Posted on | February 20, 2013 | 13 Comments
The other day, Jim Vandehei and Mike Allen of Politico published a long story about the dysfunctional relationship between the Obama administration and the White House press corps, saying that the lack of access and deliberate manipulation were making it difficult for reporters to do their jobs.
A basic rule of life: If you volunteer to be somebody’s doormat, you forfeit the right to complain about the footprints on your back.
The White House has merely exploited the unabashed fandom of the journalistic elite, which is so overwhelmingly liberal that they were only too happy for the opportunity to publish daily valentines to their presidential heartthrob. Predictably, this posture of eager sycophancy has not earned reporters the respect of those they flatter, and so White House correspondents — journalists at the very peak of professional prestige — are shocked to find themselves treated like rent-boys by the administration’s P.R. machinery. William Jacobson at Legal Insurrection is unsympathetic:
It certainly is true that Obama is good at manipulating the media, but I’m taking Obama’s side on this one. The media has proven itself willing subjects, with tingles and oohs and ahhs running wild since before Obama was elected the first time. . . .
Don’t blame Obama for your own failings.
Look in the mirror and ask why you are such a bunch of hypocritical sycophants who abandoned all pretense of journalistic integrity in order to get Obama elected twice.
Ah, but here comes The Enforcer: Charles Pierce at Esquire attacks Vandehei and Harris from their left flank, signaling that even the mildest media dissent against Dear Leader is unacceptable. Anyone in the D.C. press corps who actually does stray from the fawning pro-Obama herd will be targeted for destruction by MSNBC, by the left blogosphere, by Media Matters and Think Progress.
It’s these enforcer types — Commissars of the People’s Information Bureau, as it were — who make media reform impossible.
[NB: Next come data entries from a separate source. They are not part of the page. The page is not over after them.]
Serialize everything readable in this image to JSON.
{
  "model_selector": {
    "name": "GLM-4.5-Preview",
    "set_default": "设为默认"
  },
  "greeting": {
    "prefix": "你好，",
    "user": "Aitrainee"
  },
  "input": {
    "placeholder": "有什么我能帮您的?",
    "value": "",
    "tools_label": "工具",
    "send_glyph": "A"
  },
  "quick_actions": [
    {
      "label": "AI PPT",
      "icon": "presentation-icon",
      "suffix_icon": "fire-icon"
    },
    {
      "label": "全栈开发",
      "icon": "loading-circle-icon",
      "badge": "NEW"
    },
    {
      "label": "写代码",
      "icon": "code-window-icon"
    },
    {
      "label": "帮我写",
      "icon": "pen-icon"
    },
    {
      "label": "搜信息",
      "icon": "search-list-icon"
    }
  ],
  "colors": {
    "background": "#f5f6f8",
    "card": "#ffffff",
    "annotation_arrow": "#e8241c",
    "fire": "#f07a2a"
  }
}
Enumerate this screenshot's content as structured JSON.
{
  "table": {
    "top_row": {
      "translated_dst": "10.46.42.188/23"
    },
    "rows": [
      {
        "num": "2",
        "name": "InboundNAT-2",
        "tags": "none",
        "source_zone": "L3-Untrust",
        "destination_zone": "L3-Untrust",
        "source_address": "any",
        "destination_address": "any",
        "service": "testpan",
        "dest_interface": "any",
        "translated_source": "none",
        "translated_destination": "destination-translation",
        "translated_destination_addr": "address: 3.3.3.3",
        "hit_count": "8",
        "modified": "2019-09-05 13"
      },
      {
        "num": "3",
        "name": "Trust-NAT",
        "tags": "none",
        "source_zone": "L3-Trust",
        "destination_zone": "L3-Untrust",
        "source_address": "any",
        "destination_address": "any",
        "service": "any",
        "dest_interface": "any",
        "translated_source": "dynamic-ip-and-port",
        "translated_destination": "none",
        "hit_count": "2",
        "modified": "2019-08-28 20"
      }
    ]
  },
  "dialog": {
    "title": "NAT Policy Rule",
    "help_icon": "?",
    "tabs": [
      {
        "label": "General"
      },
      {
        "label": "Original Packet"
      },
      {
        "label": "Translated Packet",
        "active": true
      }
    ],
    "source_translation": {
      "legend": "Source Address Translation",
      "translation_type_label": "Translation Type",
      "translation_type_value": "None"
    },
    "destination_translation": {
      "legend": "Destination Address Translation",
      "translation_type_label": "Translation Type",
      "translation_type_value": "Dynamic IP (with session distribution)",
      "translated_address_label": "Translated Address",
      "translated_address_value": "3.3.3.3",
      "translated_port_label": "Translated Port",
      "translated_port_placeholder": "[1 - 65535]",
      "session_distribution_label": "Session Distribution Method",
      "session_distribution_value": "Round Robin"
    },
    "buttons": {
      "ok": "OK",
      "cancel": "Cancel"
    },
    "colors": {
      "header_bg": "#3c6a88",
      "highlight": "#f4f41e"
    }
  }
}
That’s what Journolist was all about, and you may notice that the Washington Post hasn’t exactly kicked Ezra Klein to the curb.